Ahmad Khan takes a look at 10 football tricks that were first dreamt up and mastered on the streets...
Few would argue that street football is one of, if not, the best teachers of the beautiful game.
It is where most of us first fell in love with the sport as kids and where we spent most of our hours mastering the craft of playing with the ball at our feet.
From close control, juggling, doing tricks and performing skills, many aspects of the game were born on the street.
Many of the silky skills we see professional footballers do nowadays didn’t happen overnight. It is a result of hours, days, and even years of practise in their younger days to earn the ‘Ooohs’ and ‘Aaahs’ of football admirers.

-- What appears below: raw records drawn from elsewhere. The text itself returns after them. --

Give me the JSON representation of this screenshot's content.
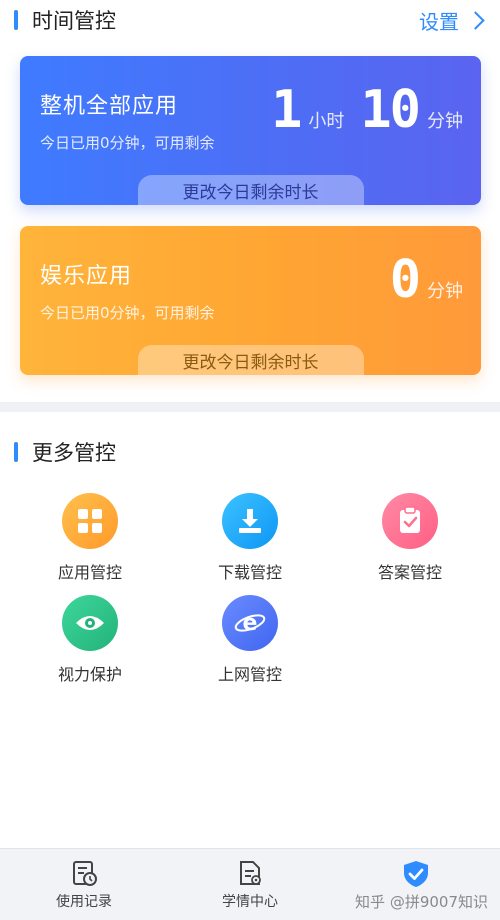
{
  "header": {
    "title": "时间管控",
    "settings_label": "设置"
  },
  "cards": [
    {
      "title": "整机全部应用",
      "subtitle": "今日已用0分钟，可用剩余",
      "hours": "1",
      "hours_unit": "小时",
      "minutes": "10",
      "minutes_unit": "分钟",
      "button": "更改今日剩余时长"
    },
    {
      "title": "娱乐应用",
      "subtitle": "今日已用0分钟，可用剩余",
      "minutes": "0",
      "minutes_unit": "分钟",
      "button": "更改今日剩余时长"
    }
  ],
  "more": {
    "title": "更多管控",
    "items": [
      {
        "label": "应用管控",
        "icon": "app-grid-icon",
        "color": "#ffa733"
      },
      {
        "label": "下载管控",
        "icon": "download-icon",
        "color": "#1fa8ff"
      },
      {
        "label": "答案管控",
        "icon": "clipboard-check-icon",
        "color": "#ff6f8e"
      },
      {
        "label": "视力保护",
        "icon": "eye-icon",
        "color": "#2ec48a"
      },
      {
        "label": "上网管控",
        "icon": "browser-e-icon",
        "color": "#4a78ff"
      }
    ]
  },
  "nav": {
    "items": [
      {
        "label": "使用记录",
        "icon": "record-icon"
      },
      {
        "label": "学情中心",
        "icon": "study-report-icon"
      },
      {
        "label": "",
        "icon": "shield-check-icon"
      }
    ]
  },
  "watermark": "知乎 @拼9007知识"
}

There has been countless of tricks and skills that were borne from the street. FFT takes a look at 10 common ones with various levels of difficulty (1 being the easiest, and 5 the most challenging) that you might have seen or even tried out on your own.

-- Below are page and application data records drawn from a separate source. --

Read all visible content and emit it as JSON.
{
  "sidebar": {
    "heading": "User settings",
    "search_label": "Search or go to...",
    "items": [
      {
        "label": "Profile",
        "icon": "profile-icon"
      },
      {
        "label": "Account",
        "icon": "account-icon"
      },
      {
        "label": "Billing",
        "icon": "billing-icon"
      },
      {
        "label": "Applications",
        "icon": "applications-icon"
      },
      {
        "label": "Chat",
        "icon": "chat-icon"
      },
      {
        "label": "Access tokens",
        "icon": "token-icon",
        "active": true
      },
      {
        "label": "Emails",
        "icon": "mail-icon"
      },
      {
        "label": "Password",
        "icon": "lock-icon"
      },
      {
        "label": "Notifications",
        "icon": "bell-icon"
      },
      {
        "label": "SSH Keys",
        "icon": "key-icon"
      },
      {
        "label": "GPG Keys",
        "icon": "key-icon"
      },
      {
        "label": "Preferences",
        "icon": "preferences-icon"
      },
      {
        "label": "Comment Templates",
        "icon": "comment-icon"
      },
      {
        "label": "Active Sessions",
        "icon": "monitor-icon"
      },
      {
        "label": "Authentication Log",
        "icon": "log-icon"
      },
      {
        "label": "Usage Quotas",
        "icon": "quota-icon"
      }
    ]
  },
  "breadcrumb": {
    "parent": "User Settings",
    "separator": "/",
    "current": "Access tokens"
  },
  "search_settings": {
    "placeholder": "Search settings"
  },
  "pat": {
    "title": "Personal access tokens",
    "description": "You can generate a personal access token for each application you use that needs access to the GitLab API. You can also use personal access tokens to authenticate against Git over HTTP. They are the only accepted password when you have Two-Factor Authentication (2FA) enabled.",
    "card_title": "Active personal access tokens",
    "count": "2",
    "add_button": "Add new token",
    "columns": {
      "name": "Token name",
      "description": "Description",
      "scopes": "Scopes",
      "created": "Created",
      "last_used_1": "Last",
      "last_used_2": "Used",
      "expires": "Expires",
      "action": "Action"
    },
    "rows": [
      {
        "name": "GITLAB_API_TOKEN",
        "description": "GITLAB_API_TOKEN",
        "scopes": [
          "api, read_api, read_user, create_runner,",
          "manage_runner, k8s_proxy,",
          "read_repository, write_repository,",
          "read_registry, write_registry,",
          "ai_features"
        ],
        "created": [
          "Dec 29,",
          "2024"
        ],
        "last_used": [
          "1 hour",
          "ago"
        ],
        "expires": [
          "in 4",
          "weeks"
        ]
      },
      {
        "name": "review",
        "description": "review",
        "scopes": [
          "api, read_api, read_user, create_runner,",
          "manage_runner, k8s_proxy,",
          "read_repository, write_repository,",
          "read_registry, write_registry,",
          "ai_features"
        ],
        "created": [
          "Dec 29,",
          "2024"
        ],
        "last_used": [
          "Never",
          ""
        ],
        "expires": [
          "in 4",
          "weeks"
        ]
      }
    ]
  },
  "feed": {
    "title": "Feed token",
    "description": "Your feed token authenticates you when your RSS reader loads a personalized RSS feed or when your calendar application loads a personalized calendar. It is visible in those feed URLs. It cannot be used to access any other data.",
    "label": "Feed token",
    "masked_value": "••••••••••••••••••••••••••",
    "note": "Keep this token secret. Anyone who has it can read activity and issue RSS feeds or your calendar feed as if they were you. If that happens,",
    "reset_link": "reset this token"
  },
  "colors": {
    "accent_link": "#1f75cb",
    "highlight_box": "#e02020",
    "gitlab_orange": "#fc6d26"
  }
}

Can you master them all?
The stall is perhaps one of the most fundamental elements of street football. It is also one of the most common tricks utilised by street footballers and freestylers. The move is all about balance and control, and it involves halting or catching the ball in a stationary position. Sounds easy? Well, the challenge comes in the ability to catch the ball with various body parts, namely the back of the neck, forehead, toes and feet.
See if you can flip the ball over your head, catch it on the back of your neck, and balance it. Or if you can balance the ball on the tip of your toe, or even the soles of your feet.

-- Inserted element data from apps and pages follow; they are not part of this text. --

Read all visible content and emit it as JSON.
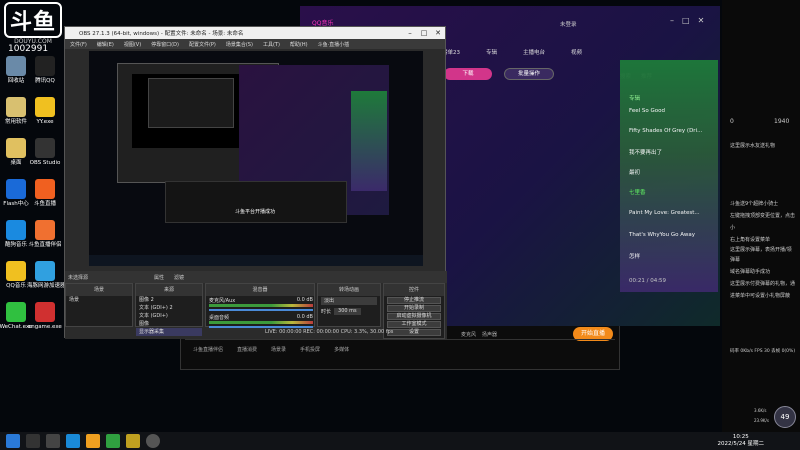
{
  "watermark": {
    "logo": "斗鱼",
    "sub": "DOUYU.COM",
    "room_id": "1002991"
  },
  "desktop_icons": [
    {
      "label": "回收站",
      "color": "#6a8aa8"
    },
    {
      "label": "腾讯QQ",
      "color": "#222"
    },
    {
      "label": "常用软件",
      "color": "#d8c070"
    },
    {
      "label": "YY.exe",
      "color": "#f0c020"
    },
    {
      "label": "桌面",
      "color": "#e0c060"
    },
    {
      "label": "OBS Studio",
      "color": "#333"
    },
    {
      "label": "Flash中心",
      "color": "#1a6ad8"
    },
    {
      "label": "斗鱼直播",
      "color": "#f06020"
    },
    {
      "label": "酷狗音乐",
      "color": "#1a8ae0"
    },
    {
      "label": "斗鱼直播伴侣",
      "color": "#f07030"
    },
    {
      "label": "QQ音乐",
      "color": "#f0c020"
    },
    {
      "label": "海豚网游加速器5.0",
      "color": "#30a0e0"
    },
    {
      "label": "WeChat.exe",
      "color": "#30c040"
    },
    {
      "label": "cngame.exe",
      "color": "#d03030"
    }
  ],
  "obs": {
    "title": "OBS 27.1.3 (64-bit, windows) - 配置文件: 未命名 - 场景: 未命名",
    "menu": [
      "文件(F)",
      "编辑(E)",
      "视图(V)",
      "停靠窗口(D)",
      "配置文件(P)",
      "场景集合(S)",
      "工具(T)",
      "帮助(H)",
      "斗鱼·直播小插"
    ],
    "bar_labels": [
      "未选择源",
      "属性",
      "滤镜"
    ],
    "scenes_title": "场景",
    "scenes": [
      "场景"
    ],
    "sources_title": "来源",
    "sources": [
      "图像 2",
      "文本 (GDI+) 2",
      "文本 (GDI+)",
      "图像",
      "显示器采集"
    ],
    "mixer_title": "混音器",
    "mixer": [
      {
        "name": "麦克风/Aux",
        "db": "0.0 dB"
      },
      {
        "name": "桌面音频",
        "db": "0.0 dB"
      }
    ],
    "transition_title": "转场动画",
    "transition": "淡出",
    "duration_label": "时长",
    "duration": "300 ms",
    "controls_title": "控件",
    "controls": [
      "停止推流",
      "开始录制",
      "启动虚拟摄像机",
      "工作室模式",
      "设置",
      "退出"
    ],
    "status": "LIVE: 00:00:00   REC: 00:00:00   CPU: 3.3%, 30.00 fps"
  },
  "preview": {
    "toast": "斗鱼平台开播成功"
  },
  "music": {
    "app_name": "QQ音乐",
    "user": "未登录",
    "tabs": [
      "榜单23",
      "专辑",
      "主播电台",
      "视频"
    ],
    "download_label": "下载",
    "batch_label": "批量操作",
    "playlist_tabs": [
      "搜索",
      "推荐"
    ],
    "playlist_header": "专辑",
    "playlist": [
      "Feel So Good",
      "Fifty Shades Of Grey (Dri...",
      "我不要再出了",
      "最初",
      "七里香",
      "Paint My Love: Greatest...",
      "That's WhyYou Go Away",
      "怎样"
    ],
    "time": "00:21 / 04:59"
  },
  "companion": {
    "footer": [
      "斗鱼直播伴侣",
      "直播消费",
      "场景录",
      "手机投屏",
      "多媒体"
    ],
    "start_button": "开始直播",
    "mic_label": "麦克风",
    "speaker_label": "扬声器"
  },
  "chat": {
    "likes": "0",
    "count": "1940",
    "lines": [
      "这里展示水友送礼物",
      "斗鱼送9个超牌小骑士",
      "左键拖拽顶部变更位置，点击",
      "小",
      "右上角有设置菜单",
      "这里展示弹幕，表扬开播/领",
      "弹幕",
      "域名弹幕助手成功",
      "这里展示付费弹幕的礼物，通",
      "进菜单中可设置小礼物屏蔽"
    ],
    "footer": "码率 0Kb/s FPS 30 丢帧 0(0%)"
  },
  "system": {
    "time": "10:25",
    "date": "2022/5/24 星期二",
    "net_up": "3.6K/s",
    "net_down": "23.9K/s",
    "cpu_badge": "49"
  }
}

Skills needed: Balance, control of the ball
Difficulty level: 2.5
The sleep is an interesting move that we see pretty often in games. It’s a sweet trick where defenders can get caught out by the quick change in direction by the player performing the trick.
It’s an important element in street football, with close control being a key aspect of the game, and the sleep trick serves an ideal way to get past players.
The trick happens when the player uses the instep of his strong foot and drags the ball forwards where the leg is almost stretched. As he reaches the stretch point, the standing foot jumps to the same level with the strong foot, and he immediately changes the direction to fool the defender.
Skills needed: Dribble, control, technique, quick feet
Difficulty level: 2
To see some of these tricks in action, do check out the Tiger Street Football 2014 Grand Final at Riverside Walk at the Sports Hub this Saturday, 6 September! For more information, go to www.uncagefootball.com.